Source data

_ _ _

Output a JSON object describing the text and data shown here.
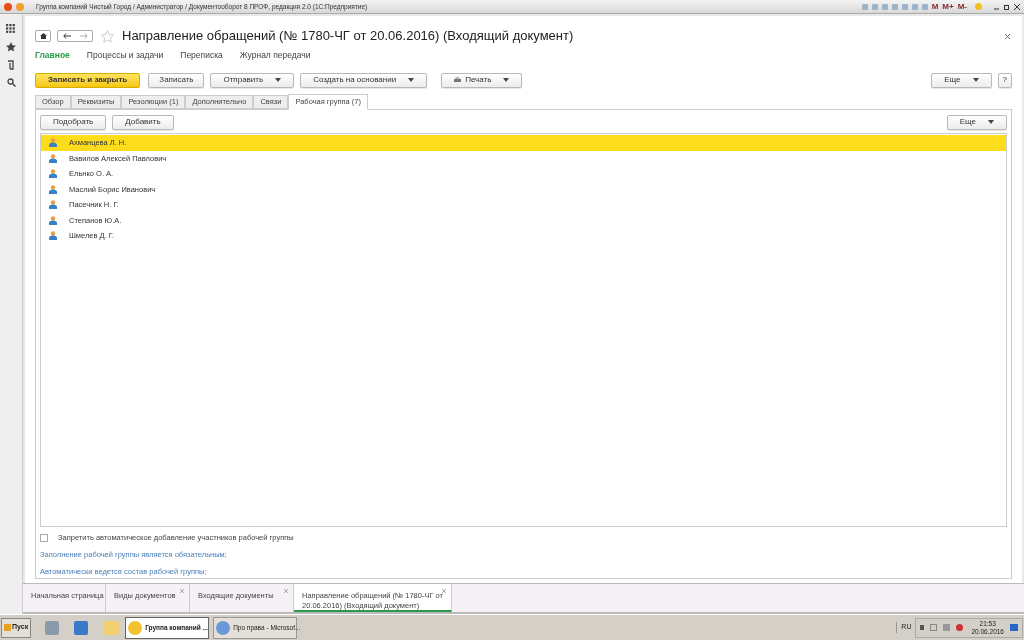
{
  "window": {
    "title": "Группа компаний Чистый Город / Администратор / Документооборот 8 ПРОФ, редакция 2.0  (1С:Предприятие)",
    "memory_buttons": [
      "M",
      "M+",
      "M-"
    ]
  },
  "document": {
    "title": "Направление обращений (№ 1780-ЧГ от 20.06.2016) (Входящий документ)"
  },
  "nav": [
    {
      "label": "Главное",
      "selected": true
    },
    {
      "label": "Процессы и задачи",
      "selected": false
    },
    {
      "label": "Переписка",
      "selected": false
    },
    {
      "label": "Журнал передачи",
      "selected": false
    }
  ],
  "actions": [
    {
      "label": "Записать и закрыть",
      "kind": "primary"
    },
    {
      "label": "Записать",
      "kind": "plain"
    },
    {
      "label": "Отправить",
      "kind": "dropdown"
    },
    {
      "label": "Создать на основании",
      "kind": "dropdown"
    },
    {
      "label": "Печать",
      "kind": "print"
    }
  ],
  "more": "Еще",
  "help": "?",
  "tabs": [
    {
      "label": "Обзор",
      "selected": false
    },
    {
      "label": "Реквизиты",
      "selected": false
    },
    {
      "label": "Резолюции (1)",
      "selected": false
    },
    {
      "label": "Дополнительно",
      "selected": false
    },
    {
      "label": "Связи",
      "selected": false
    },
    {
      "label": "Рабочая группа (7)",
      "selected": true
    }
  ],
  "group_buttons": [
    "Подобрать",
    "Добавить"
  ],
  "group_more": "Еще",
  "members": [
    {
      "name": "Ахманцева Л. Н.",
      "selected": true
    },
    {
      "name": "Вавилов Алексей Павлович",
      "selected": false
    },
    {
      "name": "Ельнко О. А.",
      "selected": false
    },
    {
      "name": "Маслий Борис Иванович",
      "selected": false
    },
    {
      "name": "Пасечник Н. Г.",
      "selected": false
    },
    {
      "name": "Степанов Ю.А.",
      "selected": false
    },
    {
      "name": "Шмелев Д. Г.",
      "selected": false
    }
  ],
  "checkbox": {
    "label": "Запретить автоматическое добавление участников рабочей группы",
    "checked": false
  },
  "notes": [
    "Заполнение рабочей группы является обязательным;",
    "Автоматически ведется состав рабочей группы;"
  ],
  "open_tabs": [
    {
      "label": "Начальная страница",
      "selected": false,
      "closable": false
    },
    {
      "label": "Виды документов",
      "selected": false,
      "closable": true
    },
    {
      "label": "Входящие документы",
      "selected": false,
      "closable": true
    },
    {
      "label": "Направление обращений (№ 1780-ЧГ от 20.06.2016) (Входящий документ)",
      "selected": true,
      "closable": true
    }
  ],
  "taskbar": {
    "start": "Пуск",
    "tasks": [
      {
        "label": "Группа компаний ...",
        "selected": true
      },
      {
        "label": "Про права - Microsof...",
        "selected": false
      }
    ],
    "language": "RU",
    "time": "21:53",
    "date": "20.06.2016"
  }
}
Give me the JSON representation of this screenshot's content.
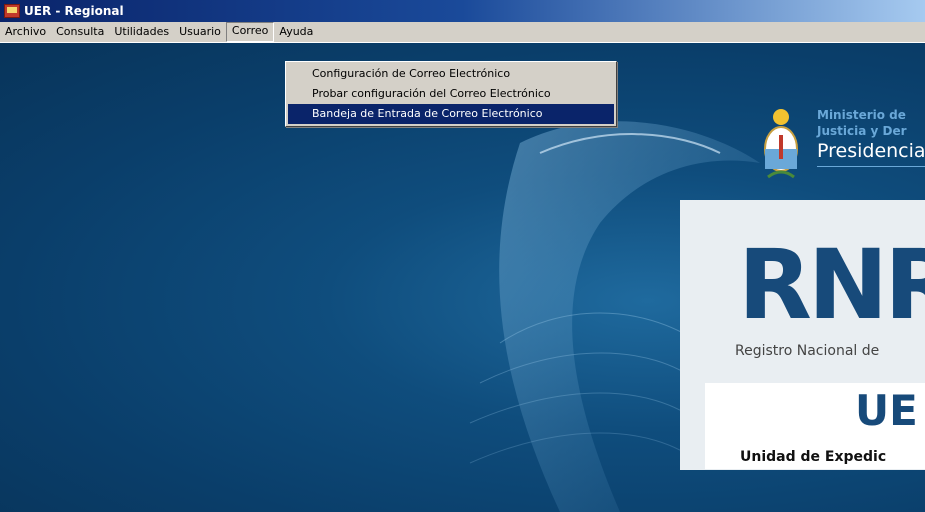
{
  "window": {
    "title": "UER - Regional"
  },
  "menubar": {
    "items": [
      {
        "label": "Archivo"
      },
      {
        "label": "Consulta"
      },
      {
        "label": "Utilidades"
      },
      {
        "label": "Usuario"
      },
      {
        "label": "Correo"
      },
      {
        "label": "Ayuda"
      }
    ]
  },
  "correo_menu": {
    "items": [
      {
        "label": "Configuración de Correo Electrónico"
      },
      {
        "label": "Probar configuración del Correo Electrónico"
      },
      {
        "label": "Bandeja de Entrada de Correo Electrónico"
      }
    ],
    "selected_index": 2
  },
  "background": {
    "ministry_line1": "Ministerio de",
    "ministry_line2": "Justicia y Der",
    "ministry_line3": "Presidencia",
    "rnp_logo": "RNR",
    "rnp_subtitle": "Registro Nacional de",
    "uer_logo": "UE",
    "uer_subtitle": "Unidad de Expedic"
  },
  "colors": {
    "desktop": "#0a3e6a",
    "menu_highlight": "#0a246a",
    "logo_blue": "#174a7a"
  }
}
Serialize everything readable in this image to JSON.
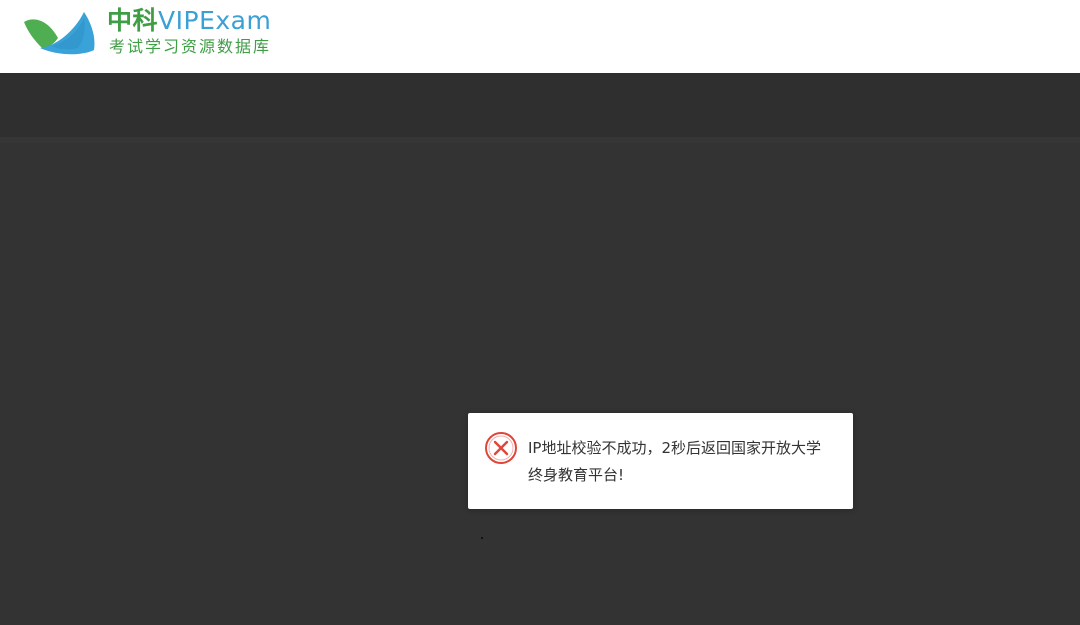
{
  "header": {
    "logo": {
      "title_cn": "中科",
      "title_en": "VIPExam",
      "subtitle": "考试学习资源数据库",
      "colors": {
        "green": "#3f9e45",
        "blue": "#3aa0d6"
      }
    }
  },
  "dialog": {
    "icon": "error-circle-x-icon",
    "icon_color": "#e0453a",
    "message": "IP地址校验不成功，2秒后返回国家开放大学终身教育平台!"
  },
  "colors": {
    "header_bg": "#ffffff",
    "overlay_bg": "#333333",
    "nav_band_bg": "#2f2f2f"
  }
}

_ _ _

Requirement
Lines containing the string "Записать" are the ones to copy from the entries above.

Task answer
      "label": "Записать и закрыть",
      "label": "Записать",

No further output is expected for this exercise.